|White clematis, a welcome vine in the garden
Every gardener, at some point, should learn when it is appropriate to scream in the garden and when it is better to cuss.
First, let’s address the scream. A scream, and by scream I mean one little “eh” not a blood curdling scream that causes the neighbors to call the police, is only appropriate if you are startled or feel as though your very life, or that of your garden, is in danger.
For example, if you are looking at a lovely flower border and see a vining plant, where no vining plant should be, you should scream. Your garden is in danger!
It is in danger of being overtaken by one of the most deadly of weeds, Convolvulus arvensis, also known as field bindweed. Once established in a garden, field bindweed is nearly impossible to eradicate.
After you scream, and by scream I mean one little “eh” not a blood curdling scream that causes the neighbors to call the police, you need to take swift action to nip it literally in the bud. If you don’t, well, I could scream just thinking about how awful it would be.
Other reasons to scream include if you see a big ugly spider, if a snake slithers across your path, or if someone accidentally dumps a truckload of cement on your front garden.
Please note the spider, snake, and cement examples are just that, examples. They did not happen to me. And for the record, the vining plant I thought from afar might be bindweed turned out to be Celastrus orbiculatus, Oriental bittersweet, which is also a bad weed, but easier to pull out than field bindweed.
And it was a silent scream.
Now, let’s discuss when it is appropriate to cuss in the garden. And by cuss, I mean only use the gardener’s cuss word, frass.
An example of an appropriate occasion to cuss is when you go out to your vegetable garden and see that the rabbits have found your edamame plants, which you left unprotected. When that happens, you can certainly cuss, and by cuss I mean only use the gardener’s cuss word, frass.
|Frass! Look what those rabbits ate!
Then you go grab the plastic forks which earlier you had placed around the pepper plants to protect them from the rabbits, and put them around the edamame and hope for the best.
Other occasions for cussing, and by cussing I mean only use the gardener’s cuss word, frass, include when you are weeding in a flower border and accidentally step on or cut off a flower bud just as it was beginning to open.
Or if you finish weeding and have just put your gloves and tools away and then spy a gigantic thorny, nasty thistle hiding amongst the asters.
Or if you find that some insect has chewed off most of the leaves of your columbine.
You get the idea. Scream when there is danger that might affect you or your garden. Cuss when you are annoyed.

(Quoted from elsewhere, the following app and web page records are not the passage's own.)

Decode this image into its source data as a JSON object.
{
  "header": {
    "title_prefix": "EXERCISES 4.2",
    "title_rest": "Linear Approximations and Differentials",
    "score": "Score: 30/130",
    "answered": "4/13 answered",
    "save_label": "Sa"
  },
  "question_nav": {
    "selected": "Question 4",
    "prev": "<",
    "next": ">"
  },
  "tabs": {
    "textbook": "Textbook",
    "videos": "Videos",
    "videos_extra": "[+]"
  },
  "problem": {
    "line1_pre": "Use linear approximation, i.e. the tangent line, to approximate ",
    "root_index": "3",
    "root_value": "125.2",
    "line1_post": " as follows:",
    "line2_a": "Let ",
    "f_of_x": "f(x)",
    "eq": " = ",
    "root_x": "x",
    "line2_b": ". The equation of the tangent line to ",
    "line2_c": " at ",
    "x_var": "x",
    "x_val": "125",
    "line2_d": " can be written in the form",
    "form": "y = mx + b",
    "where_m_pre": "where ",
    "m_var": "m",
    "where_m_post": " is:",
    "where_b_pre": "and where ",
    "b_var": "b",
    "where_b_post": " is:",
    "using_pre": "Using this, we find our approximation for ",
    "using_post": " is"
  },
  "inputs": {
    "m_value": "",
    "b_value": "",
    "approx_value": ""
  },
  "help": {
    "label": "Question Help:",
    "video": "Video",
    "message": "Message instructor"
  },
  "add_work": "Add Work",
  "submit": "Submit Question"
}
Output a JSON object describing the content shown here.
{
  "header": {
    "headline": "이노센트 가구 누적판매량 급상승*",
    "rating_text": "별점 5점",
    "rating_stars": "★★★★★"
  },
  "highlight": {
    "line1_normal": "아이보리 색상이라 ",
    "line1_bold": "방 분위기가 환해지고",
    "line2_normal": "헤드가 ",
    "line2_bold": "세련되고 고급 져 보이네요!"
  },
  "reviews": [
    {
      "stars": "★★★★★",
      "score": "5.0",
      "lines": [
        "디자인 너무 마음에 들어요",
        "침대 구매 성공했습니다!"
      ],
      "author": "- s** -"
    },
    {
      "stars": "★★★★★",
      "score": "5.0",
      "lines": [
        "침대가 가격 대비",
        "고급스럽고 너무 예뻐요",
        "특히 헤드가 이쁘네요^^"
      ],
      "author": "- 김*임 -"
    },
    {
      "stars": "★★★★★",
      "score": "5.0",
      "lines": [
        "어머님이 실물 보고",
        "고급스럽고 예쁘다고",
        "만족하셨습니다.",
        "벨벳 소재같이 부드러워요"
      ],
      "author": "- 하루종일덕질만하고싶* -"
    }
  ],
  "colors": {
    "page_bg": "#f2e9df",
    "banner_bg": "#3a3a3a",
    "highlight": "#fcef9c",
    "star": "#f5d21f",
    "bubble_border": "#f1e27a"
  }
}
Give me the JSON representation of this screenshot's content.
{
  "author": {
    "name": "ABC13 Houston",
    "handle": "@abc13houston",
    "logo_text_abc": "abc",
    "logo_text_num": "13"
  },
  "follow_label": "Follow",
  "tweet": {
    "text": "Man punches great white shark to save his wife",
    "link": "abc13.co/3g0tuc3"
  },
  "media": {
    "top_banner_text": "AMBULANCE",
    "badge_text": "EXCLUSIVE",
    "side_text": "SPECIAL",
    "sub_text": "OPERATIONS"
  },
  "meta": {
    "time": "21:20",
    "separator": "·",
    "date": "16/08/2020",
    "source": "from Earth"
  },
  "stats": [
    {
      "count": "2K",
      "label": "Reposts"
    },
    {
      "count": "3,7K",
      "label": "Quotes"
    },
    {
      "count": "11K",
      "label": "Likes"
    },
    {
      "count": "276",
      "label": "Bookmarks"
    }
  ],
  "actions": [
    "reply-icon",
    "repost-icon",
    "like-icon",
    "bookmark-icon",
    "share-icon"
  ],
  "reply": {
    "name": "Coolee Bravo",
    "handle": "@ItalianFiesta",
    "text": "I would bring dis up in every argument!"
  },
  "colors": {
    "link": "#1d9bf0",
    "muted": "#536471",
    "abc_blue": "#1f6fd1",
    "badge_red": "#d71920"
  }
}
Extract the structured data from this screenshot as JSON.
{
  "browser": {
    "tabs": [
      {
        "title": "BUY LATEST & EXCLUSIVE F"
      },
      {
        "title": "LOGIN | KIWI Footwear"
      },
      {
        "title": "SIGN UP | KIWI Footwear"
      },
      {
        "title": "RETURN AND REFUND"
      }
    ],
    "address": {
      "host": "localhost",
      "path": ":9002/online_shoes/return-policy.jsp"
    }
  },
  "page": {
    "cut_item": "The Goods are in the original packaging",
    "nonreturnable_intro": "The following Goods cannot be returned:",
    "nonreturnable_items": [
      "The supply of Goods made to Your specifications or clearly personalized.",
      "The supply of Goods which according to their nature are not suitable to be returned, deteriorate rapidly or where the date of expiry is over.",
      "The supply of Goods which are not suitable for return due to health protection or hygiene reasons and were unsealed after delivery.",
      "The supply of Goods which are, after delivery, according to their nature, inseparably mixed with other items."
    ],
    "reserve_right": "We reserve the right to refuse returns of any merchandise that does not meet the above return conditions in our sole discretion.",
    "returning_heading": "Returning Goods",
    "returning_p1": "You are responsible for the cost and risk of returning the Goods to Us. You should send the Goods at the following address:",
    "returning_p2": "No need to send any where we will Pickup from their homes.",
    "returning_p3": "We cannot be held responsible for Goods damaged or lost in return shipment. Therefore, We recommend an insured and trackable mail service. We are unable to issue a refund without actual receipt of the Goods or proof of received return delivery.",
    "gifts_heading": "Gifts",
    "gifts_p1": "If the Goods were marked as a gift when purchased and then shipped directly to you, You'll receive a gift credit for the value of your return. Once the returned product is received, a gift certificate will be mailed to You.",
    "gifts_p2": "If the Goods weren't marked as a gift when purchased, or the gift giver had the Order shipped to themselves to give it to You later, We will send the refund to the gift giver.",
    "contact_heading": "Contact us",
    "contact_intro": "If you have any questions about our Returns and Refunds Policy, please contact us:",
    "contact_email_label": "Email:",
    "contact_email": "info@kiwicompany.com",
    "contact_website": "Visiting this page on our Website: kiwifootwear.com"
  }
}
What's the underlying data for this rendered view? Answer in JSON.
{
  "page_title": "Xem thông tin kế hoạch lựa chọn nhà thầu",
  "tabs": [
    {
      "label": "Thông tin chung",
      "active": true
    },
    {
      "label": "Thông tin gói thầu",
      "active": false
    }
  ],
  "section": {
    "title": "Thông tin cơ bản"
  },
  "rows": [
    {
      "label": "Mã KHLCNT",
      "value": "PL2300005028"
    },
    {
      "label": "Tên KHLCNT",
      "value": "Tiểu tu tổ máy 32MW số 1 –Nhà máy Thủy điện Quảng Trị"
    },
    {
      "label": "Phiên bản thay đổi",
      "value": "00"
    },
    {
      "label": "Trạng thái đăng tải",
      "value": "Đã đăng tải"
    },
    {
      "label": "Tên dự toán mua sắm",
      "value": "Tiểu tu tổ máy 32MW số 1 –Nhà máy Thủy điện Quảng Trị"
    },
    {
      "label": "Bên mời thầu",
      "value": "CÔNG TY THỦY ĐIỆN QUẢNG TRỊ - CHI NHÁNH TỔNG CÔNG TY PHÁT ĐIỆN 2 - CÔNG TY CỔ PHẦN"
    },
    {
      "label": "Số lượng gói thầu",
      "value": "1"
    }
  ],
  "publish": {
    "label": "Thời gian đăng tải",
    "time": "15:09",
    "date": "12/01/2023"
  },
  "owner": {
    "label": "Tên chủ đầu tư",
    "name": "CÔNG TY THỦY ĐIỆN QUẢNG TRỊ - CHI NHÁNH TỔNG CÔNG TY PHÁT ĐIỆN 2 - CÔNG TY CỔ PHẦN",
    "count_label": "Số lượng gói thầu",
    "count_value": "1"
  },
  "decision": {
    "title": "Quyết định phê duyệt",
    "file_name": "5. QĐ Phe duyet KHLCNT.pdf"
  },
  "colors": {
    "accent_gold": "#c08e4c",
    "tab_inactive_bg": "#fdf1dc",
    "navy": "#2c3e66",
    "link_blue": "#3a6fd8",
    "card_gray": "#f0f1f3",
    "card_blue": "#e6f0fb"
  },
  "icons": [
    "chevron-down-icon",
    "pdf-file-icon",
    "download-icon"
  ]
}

Follow these simple guidelines and you’ll sound like the most experienced gardener in the neighborhood, even if you just started gardening yesterday.
Then once you’ve mastered screaming and cussing, I’ll teach you when to laugh and when to whistle in the garden. All part of my efforts to give back, to help educate other gardeners.